Top of MATERIAL PROVIDED

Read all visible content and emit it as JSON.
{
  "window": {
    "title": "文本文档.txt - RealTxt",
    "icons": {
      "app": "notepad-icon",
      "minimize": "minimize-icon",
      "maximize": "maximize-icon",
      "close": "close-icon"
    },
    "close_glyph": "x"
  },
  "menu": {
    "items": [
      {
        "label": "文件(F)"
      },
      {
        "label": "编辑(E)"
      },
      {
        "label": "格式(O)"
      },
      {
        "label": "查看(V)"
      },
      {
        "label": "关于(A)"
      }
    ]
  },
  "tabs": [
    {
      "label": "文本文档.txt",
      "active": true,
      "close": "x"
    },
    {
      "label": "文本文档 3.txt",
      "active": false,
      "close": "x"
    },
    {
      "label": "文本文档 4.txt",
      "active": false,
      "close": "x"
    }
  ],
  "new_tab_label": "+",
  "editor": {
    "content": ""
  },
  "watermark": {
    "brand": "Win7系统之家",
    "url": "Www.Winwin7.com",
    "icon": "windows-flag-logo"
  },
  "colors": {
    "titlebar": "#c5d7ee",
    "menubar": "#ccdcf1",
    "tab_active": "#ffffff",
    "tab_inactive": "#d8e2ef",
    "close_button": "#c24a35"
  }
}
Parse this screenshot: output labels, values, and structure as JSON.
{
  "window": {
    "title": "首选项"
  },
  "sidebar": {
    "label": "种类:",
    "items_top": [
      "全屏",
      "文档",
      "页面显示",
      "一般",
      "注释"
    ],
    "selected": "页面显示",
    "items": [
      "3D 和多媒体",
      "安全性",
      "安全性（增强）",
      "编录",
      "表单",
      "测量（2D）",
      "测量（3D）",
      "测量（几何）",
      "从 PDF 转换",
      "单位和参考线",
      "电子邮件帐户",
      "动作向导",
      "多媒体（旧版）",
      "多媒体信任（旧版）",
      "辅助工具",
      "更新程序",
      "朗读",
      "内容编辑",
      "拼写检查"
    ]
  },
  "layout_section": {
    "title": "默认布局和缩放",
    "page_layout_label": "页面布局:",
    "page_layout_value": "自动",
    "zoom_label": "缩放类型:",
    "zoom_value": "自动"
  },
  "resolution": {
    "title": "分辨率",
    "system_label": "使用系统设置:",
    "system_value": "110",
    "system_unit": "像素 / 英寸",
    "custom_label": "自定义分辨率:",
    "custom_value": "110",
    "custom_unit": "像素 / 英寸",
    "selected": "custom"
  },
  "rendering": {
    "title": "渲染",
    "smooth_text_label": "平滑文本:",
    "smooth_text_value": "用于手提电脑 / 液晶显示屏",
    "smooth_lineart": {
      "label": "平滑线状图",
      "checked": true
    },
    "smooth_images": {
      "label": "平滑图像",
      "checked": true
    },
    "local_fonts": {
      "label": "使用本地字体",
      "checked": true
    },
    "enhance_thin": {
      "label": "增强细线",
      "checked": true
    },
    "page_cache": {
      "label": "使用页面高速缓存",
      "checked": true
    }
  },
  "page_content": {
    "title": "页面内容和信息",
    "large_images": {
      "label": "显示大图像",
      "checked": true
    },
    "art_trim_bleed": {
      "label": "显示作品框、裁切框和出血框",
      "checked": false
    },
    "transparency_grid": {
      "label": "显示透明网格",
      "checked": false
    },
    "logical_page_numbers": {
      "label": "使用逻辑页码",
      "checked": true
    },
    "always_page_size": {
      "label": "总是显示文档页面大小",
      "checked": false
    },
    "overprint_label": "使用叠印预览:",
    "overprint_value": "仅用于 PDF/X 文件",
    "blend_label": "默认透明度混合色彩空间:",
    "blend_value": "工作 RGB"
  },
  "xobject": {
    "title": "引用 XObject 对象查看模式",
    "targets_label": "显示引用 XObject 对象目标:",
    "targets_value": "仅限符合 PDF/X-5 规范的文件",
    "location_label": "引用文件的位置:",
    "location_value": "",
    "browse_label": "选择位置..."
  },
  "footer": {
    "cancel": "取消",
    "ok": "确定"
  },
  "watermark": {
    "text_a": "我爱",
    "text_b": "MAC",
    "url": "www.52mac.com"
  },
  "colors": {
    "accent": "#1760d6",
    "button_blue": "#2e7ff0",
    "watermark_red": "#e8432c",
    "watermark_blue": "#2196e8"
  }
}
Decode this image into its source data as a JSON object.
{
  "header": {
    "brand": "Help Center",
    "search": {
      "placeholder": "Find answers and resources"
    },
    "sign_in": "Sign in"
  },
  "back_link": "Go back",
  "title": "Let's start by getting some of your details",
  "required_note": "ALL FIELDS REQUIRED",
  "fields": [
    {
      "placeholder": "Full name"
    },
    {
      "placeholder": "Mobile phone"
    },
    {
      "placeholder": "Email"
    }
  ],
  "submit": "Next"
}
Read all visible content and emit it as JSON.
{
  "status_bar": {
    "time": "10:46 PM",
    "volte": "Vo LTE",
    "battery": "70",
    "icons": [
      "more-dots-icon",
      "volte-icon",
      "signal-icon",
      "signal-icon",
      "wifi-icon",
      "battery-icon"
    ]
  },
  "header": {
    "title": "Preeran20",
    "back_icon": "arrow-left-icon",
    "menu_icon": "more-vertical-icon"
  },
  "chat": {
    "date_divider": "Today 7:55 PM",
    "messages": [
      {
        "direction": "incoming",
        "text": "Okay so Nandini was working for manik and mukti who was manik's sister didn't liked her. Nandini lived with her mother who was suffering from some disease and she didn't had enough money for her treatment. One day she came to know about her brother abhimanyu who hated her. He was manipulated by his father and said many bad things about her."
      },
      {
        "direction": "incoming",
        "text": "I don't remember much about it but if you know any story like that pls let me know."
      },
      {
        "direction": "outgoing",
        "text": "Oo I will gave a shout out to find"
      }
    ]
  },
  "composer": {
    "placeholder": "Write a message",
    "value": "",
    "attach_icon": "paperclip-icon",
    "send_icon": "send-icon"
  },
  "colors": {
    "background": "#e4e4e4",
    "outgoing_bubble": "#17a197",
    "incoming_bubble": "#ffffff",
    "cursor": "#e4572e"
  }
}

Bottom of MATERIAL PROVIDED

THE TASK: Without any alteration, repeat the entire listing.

ANSWER TO THIS EXERCISE:
Read all visible content and emit it as JSON.
{
  "window": {
    "title": "文本文档.txt - RealTxt",
    "icons": {
      "app": "notepad-icon",
      "minimize": "minimize-icon",
      "maximize": "maximize-icon",
      "close": "close-icon"
    },
    "close_glyph": "x"
  },
  "menu": {
    "items": [
      {
        "label": "文件(F)"
      },
      {
        "label": "编辑(E)"
      },
      {
        "label": "格式(O)"
      },
      {
        "label": "查看(V)"
      },
      {
        "label": "关于(A)"
      }
    ]
  },
  "tabs": [
    {
      "label": "文本文档.txt",
      "active": true,
      "close": "x"
    },
    {
      "label": "文本文档 3.txt",
      "active": false,
      "close": "x"
    },
    {
      "label": "文本文档 4.txt",
      "active": false,
      "close": "x"
    }
  ],
  "new_tab_label": "+",
  "editor": {
    "content": ""
  },
  "watermark": {
    "brand": "Win7系统之家",
    "url": "Www.Winwin7.com",
    "icon": "windows-flag-logo"
  },
  "colors": {
    "titlebar": "#c5d7ee",
    "menubar": "#ccdcf1",
    "tab_active": "#ffffff",
    "tab_inactive": "#d8e2ef",
    "close_button": "#c24a35"
  }
}
Parse this screenshot: output labels, values, and structure as JSON.
{
  "window": {
    "title": "首选项"
  },
  "sidebar": {
    "label": "种类:",
    "items_top": [
      "全屏",
      "文档",
      "页面显示",
      "一般",
      "注释"
    ],
    "selected": "页面显示",
    "items": [
      "3D 和多媒体",
      "安全性",
      "安全性（增强）",
      "编录",
      "表单",
      "测量（2D）",
      "测量（3D）",
      "测量（几何）",
      "从 PDF 转换",
      "单位和参考线",
      "电子邮件帐户",
      "动作向导",
      "多媒体（旧版）",
      "多媒体信任（旧版）",
      "辅助工具",
      "更新程序",
      "朗读",
      "内容编辑",
      "拼写检查"
    ]
  },
  "layout_section": {
    "title": "默认布局和缩放",
    "page_layout_label": "页面布局:",
    "page_layout_value": "自动",
    "zoom_label": "缩放类型:",
    "zoom_value": "自动"
  },
  "resolution": {
    "title": "分辨率",
    "system_label": "使用系统设置:",
    "system_value": "110",
    "system_unit": "像素 / 英寸",
    "custom_label": "自定义分辨率:",
    "custom_value": "110",
    "custom_unit": "像素 / 英寸",
    "selected": "custom"
  },
  "rendering": {
    "title": "渲染",
    "smooth_text_label": "平滑文本:",
    "smooth_text_value": "用于手提电脑 / 液晶显示屏",
    "smooth_lineart": {
      "label": "平滑线状图",
      "checked": true
    },
    "smooth_images": {
      "label": "平滑图像",
      "checked": true
    },
    "local_fonts": {
      "label": "使用本地字体",
      "checked": true
    },
    "enhance_thin": {
      "label": "增强细线",
      "checked": true
    },
    "page_cache": {
      "label": "使用页面高速缓存",
      "checked": true
    }
  },
  "page_content": {
    "title": "页面内容和信息",
    "large_images": {
      "label": "显示大图像",
      "checked": true
    },
    "art_trim_bleed": {
      "label": "显示作品框、裁切框和出血框",
      "checked": false
    },
    "transparency_grid": {
      "label": "显示透明网格",
      "checked": false
    },
    "logical_page_numbers": {
      "label": "使用逻辑页码",
      "checked": true
    },
    "always_page_size": {
      "label": "总是显示文档页面大小",
      "checked": false
    },
    "overprint_label": "使用叠印预览:",
    "overprint_value": "仅用于 PDF/X 文件",
    "blend_label": "默认透明度混合色彩空间:",
    "blend_value": "工作 RGB"
  },
  "xobject": {
    "title": "引用 XObject 对象查看模式",
    "targets_label": "显示引用 XObject 对象目标:",
    "targets_value": "仅限符合 PDF/X-5 规范的文件",
    "location_label": "引用文件的位置:",
    "location_value": "",
    "browse_label": "选择位置..."
  },
  "footer": {
    "cancel": "取消",
    "ok": "确定"
  },
  "watermark": {
    "text_a": "我爱",
    "text_b": "MAC",
    "url": "www.52mac.com"
  },
  "colors": {
    "accent": "#1760d6",
    "button_blue": "#2e7ff0",
    "watermark_red": "#e8432c",
    "watermark_blue": "#2196e8"
  }
}
Decode this image into its source data as a JSON object.
{
  "header": {
    "brand": "Help Center",
    "search": {
      "placeholder": "Find answers and resources"
    },
    "sign_in": "Sign in"
  },
  "back_link": "Go back",
  "title": "Let's start by getting some of your details",
  "required_note": "ALL FIELDS REQUIRED",
  "fields": [
    {
      "placeholder": "Full name"
    },
    {
      "placeholder": "Mobile phone"
    },
    {
      "placeholder": "Email"
    }
  ],
  "submit": "Next"
}
Read all visible content and emit it as JSON.
{
  "status_bar": {
    "time": "10:46 PM",
    "volte": "Vo LTE",
    "battery": "70",
    "icons": [
      "more-dots-icon",
      "volte-icon",
      "signal-icon",
      "signal-icon",
      "wifi-icon",
      "battery-icon"
    ]
  },
  "header": {
    "title": "Preeran20",
    "back_icon": "arrow-left-icon",
    "menu_icon": "more-vertical-icon"
  },
  "chat": {
    "date_divider": "Today 7:55 PM",
    "messages": [
      {
        "direction": "incoming",
        "text": "Okay so Nandini was working for manik and mukti who was manik's sister didn't liked her. Nandini lived with her mother who was suffering from some disease and she didn't had enough money for her treatment. One day she came to know about her brother abhimanyu who hated her. He was manipulated by his father and said many bad things about her."
      },
      {
        "direction": "incoming",
        "text": "I don't remember much about it but if you know any story like that pls let me know."
      },
      {
        "direction": "outgoing",
        "text": "Oo I will gave a shout out to find"
      }
    ]
  },
  "composer": {
    "placeholder": "Write a message",
    "value": "",
    "attach_icon": "paperclip-icon",
    "send_icon": "send-icon"
  },
  "colors": {
    "background": "#e4e4e4",
    "outgoing_bubble": "#17a197",
    "incoming_bubble": "#ffffff",
    "cursor": "#e4572e"
  }
}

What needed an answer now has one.